Mathew Sullivan: "Under the right conditions, would it be appropriate to place the patient into an icebath, establish an open airway for ventilation with an O2 concentration of choice, apply chest compressions at a rate of choice, and circulate appropriate medications, until the patient reaches a given temperature where surgery will commence? Granted, this will not apply to all cryonics cases."

I've answered this question, over and over, but Mathew doesn't understand my answer. Here's the answer I gave him, (copied and pasted, from the Cold Filter forum):

"Under the right conditions" for ANY procedures X, Y and Z, it would be appropriate to perform procedures X, Y and Z. "Under the right conditions" when a person presents to the emergency room with chest pain, it's appropriate to perform open heart surgery, but "under the right conditions" when a person presents to the emergency room with chest pain, it's appropriate to give them some Maalox and send them home.

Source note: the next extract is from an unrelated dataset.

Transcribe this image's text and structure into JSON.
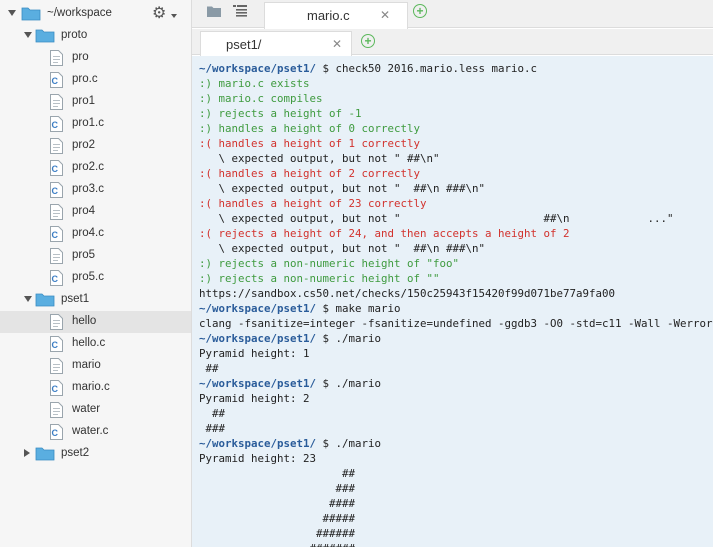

There are many problems with Mathew's question...
What are the "right conditions"?
What is the "O2 concentration of choice"?
What is the "rate of choice" for chest compressions?
What are the "appropriate medications"?
What is the "given temperature"? (And, why would Mathew wait to reach a given temperature, to commence surgery, when the surgery is for the purpose of rapid cooling??!!!)

One problem with Mathew's question is, no one knows the definitive answers to most of my questions about his question, in regards to cryonics procedures. There are people who could make educated guesses, (for any given case), regarding some of the answers, but Mathew and his co-workers are not amongst these people. If Mathew's dentist knows the answers, (as Mathew claims he/she does), Kent should find that dentist and pay him/her at least a million dollars a year.

Providing specific answers, for any specific situation, (rather than this ridiculously absurd generic scenario), would be pointless. There will be endless variations, from case-to-case, requiring on site care providers to be able to assess each unique situation, and respond, appropriately. (Having Steve Harris on the phone, is a poor substitute.) As far as I know, no SA staff member is capable of making those calls, nor are they accomplished in gaining IV access, intubating patients, competently performing a femoral cannulation, or competently performing perfusion. In addition to those glaring deficits, all evidence indicates Mathew and his peers, at Suspended Animation, know very little about their own medications protocols. They are just blindly following orders, without question.

For the millionth time, I could teach almost anyone off the street to do the tasks the RUP's are capable of performing (placing the patient in the ice bath, performing chest compressions (whether manually, or with a device such as the Autopulse, or Thumper), and injecting meds into an existing IV), within two weeks time. I would pay such people about one-third what Mathew's salary was, when I left at SA, with bonuses for going on cases, and plenty of intelligent people would be damn happy with that. In other words, I think Baldwin could have three people for the price of any one of the RUP's, (including Mathew), and four for the price of each of a couple of them. However, since SA can afford a substantial payroll, and doesn't really need 20 people sitting behind their computer monitors 24/7, maybe they should hire a few people with the appropriate educations and backgrounds required to work on issues, like these, while they sit around waiting for cases, instead.

In my opinion, only a very uninformed person would sign up for SA's services, for a number of reasons, most of which have to do with proven incompetence, a history of deception, lack of staff members' qualifications for performing the services they are said to be offering, and simple logistics.

(Expletives deleted!)

Everyone on the Cold Filter forum, EXCEPT Mathew, understood my answer, and he's the one working in cryonics. Perhaps Mathew should return to his former profession.